A classical approach to study the complexity of a problem $P$ is to efficiently reduce a well known problem $P'$ to $P$, thus showing that $P$ is at least as difficult as $P'$. The TCS literature contains thousands of such reductions.
This induces a directed graph over problems: $P' \longrightarrow P$ if $P'$ was reduced to $P$.
First question: Is there a way to collect (large parts of) this graph? Maybe web sites or publications listing many reductions in a suitable way?
This graph may contain interesting information on how we work, the importance of some problems, and maybe on problems themselves. For instance, problems with a very large in-degree are very often used for reductions. Cycles indicate proofs of complexity completeness. The sets of problems reduced to a same problem (the in-neighbors of this problem) may also be interesting. The out-degree of problems will be low in general, but not always, and this also brings information. The transitive links in this graph are also interesting, although trivial since reduction is transitive.
Second question: What information shall we obtain from this graph, in your opinion?

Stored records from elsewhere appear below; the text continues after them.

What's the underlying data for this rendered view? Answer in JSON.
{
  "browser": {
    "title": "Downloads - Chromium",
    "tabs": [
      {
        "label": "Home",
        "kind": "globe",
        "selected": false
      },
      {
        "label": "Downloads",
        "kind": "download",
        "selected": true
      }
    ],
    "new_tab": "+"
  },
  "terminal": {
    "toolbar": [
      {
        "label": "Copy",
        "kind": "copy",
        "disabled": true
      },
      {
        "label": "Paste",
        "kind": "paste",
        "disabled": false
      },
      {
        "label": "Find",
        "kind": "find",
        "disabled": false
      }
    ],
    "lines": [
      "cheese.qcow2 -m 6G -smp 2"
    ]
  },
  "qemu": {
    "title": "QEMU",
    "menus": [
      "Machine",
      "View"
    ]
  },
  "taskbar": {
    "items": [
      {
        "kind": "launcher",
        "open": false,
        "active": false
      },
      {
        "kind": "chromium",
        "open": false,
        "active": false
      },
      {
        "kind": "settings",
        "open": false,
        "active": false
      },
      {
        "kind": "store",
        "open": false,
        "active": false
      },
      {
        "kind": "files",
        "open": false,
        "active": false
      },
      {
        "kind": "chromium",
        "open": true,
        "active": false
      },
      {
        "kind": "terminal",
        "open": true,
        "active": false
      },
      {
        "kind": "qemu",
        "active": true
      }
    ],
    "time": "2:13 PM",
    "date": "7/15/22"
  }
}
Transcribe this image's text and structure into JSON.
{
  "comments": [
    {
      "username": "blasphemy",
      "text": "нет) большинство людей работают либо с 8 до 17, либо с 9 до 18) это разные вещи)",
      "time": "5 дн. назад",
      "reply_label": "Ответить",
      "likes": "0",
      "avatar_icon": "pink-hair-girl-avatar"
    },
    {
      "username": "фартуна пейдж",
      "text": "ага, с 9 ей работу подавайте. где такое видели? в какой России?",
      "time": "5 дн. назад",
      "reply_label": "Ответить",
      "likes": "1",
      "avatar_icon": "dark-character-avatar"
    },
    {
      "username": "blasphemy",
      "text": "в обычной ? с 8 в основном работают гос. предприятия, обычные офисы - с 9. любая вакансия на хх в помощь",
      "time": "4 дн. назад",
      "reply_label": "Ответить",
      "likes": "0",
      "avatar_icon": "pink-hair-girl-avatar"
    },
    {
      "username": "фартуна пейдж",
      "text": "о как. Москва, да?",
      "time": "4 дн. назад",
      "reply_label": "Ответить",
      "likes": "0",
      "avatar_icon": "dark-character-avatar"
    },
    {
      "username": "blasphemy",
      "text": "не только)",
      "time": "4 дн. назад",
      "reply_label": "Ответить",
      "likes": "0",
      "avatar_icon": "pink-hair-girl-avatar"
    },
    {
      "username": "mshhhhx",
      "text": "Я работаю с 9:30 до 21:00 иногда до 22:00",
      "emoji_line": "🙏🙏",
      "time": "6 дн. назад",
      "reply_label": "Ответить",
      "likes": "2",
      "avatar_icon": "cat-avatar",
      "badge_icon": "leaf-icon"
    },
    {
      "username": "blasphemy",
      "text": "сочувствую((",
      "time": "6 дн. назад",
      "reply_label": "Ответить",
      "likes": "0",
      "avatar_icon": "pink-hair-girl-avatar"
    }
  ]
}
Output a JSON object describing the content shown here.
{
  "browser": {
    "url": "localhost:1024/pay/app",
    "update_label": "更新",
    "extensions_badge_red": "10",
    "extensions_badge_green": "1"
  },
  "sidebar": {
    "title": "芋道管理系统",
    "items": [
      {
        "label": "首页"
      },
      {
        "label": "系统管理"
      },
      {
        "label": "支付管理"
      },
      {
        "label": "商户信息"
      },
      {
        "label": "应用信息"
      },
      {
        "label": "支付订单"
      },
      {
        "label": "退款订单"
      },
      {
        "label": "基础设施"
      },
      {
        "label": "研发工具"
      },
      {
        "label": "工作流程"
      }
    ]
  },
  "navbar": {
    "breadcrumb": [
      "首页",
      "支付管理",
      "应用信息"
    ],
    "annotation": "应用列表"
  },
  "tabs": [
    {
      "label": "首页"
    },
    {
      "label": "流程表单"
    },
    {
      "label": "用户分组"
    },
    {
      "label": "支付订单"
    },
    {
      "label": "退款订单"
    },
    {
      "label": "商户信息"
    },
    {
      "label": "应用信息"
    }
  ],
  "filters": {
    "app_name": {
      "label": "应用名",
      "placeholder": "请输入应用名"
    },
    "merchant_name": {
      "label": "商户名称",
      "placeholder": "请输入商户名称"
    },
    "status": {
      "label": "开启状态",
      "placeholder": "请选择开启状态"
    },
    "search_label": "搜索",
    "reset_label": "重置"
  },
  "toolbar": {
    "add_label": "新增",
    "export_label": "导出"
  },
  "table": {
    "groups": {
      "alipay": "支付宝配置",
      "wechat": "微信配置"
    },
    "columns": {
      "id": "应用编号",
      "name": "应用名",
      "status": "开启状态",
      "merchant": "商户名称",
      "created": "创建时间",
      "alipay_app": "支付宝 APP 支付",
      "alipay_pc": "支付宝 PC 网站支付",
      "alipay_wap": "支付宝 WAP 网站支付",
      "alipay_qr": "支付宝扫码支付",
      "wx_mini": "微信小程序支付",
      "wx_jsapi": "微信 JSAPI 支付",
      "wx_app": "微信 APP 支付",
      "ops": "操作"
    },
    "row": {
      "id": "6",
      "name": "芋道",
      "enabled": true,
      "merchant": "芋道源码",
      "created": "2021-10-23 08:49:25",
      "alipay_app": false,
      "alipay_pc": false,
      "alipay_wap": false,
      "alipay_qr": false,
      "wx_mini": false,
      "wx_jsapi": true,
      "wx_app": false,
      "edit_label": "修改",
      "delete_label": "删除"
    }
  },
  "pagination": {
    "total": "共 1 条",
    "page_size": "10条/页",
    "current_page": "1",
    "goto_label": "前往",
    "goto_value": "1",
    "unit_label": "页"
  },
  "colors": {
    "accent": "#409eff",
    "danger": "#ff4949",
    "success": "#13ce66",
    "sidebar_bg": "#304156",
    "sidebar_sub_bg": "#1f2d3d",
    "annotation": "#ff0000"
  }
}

Notice that I am talking of the graph of reductions that have been proved in the literature, not all possible reductions, which would lead to a much simpler graph because of transitivity.